A stroke occurs when blood flow is significantly decreased to a portion of the brain, causing brain damage. A stroke can also occur when an artery bleeds inside the brain, resulting in brain injury. Also known as cerebrovascular accidents, strokes are serious, life-threatening events that often permanently impair bodily functions.
Types and Causes of Stroke
An ischemic stroke occurs when blood flow is blocked in an artery that supplies blood to a section of the brain. This blockage deprives the brain of oxygen and injures brain tissue. The most common cause of ischemic strokes is a blood clot that clogs a brain artery.
Types of ischemic strokes
Thrombotic stroke. A thrombus is a blood clot that develops inside an artery and blocks the blood flow. Certain individuals with arterial plaque (atherosclerosis) experience plaque rupture, which triggers thrombus formation that blocks an artery and causes a stroke.
Embolic stroke. Embolic stroke is caused by a blood clot or other material, such as plaque that builds up, breaks off from another part of the body, and travels to the brain. Atrial fibrillation (AF), a fast irregular heart rhythm, is a common cause of stroke. During AF blood pools in the upper chambers of the heart (atria), and this increases the risk for clot formation and stroke.
A hemorrhagic stroke occurs when an artery inside the brain ruptures and bleeds. The bleeding creates a pool of blood that presses on the brain and damages brain cells.
Types of hemorrhagic strokes
Intracerebral hemorrhage: bleeding from a blood vessel inside the brain.
Subarachnoid hemorrhage: bleeding on the brain’s surface.
Hemorrhagic strokes are commonly caused by the following conditions:
Clot-dissolving medication can be delivered to the brain through a catheter.
The clot can be physically broken up and removed with a tiny instrument inserted into the affected artery.
Angioplasty and stent involves inserting a small balloon into the carotid artery and dilating a narrowed area. A rigid device is left in place to keep the artery open.

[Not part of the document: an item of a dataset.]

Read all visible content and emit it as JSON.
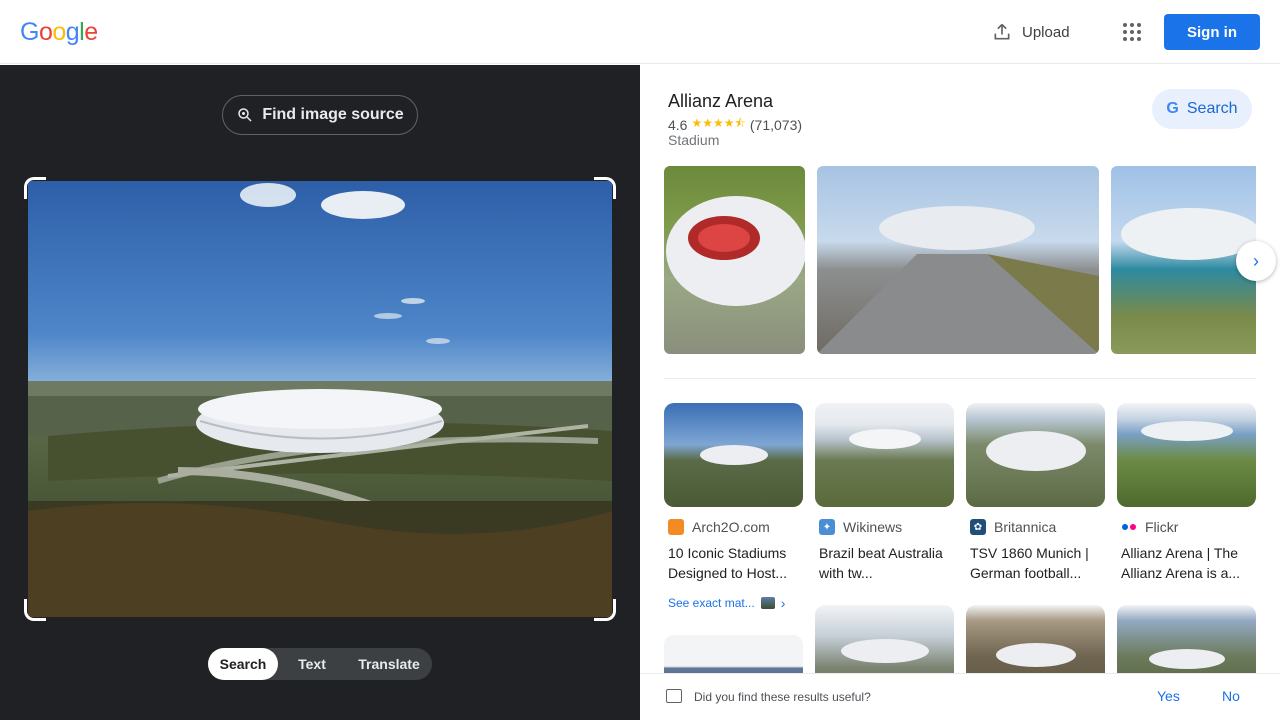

Carotid endarterectomy is surgery that removes plaque from a blocked carotid artery.
Treatment of Hemorrhagic Stroke
Aneurysm clipping blocks the flow of blood into an aneurysm and prevents re-bleeding.
Coiling (endovascular embolization) is the placement of small coils inside of an aneurysm to block blood flow into an aneurysm.
Arteriovenous malformations can sometimes be removed.
Intracranial bypass is a technique to re-route blood flow and restore circulation to areas of poor blood flow.
Stereotactic radiosurgery uses beams of radiation to treat blood vessel abnormalities in the brain.
Rehabilitation and Prevention
A variety of special therapists help patients recover as much strength and function as possible. However many patients experience some degree of permanent disability after a stroke.
Most strokes are preventable through adherence to a healthy lifestyle. A healthy low-fat diet emphasizing fruit, vegetables, and whole grains reduces the risk of stroke. Patients should also maintain a normal weight, quit smoking, and exercise regularly.
What Is a Stroke? National Heart, Lung, and Blood Institute website. http://www.nhlbi.nih.gov/health/health-topics/topics/stroke/. Accessed July 31, 2015.
Stroke. Mayo Clinic website. http://www.mayoclinic.org/diseases-conditions/stroke/home/ovc-20117264. Accessed July 31, 2015.
The Role of Nutrition in the Prevention & Treatment of Stroke. Cleveland Clinic website. http://my.clevelandclinic.org/health/diseases_conditions/stroke/hic_The_Role_of_Nutrition_in_the_Prevention_and_Treatment_of_Stroke. Accessed July 31, 2015.
Stroke (Brain Attack). Johns Hopkins Medicine Health Library website. http://www.hopkinsmedicine.org/healthlibrary/conditions/adult/nervous_system_disorders/stroke_brain_attack_85,P00249/. Accessed August 2, 2015.
Dr. Hightower is an experienced physician who studied medicine at Northwestern University, where she also earned an MBA. As the founder of Living Health Works, she offers health coaching to individuals, private groups and corporations.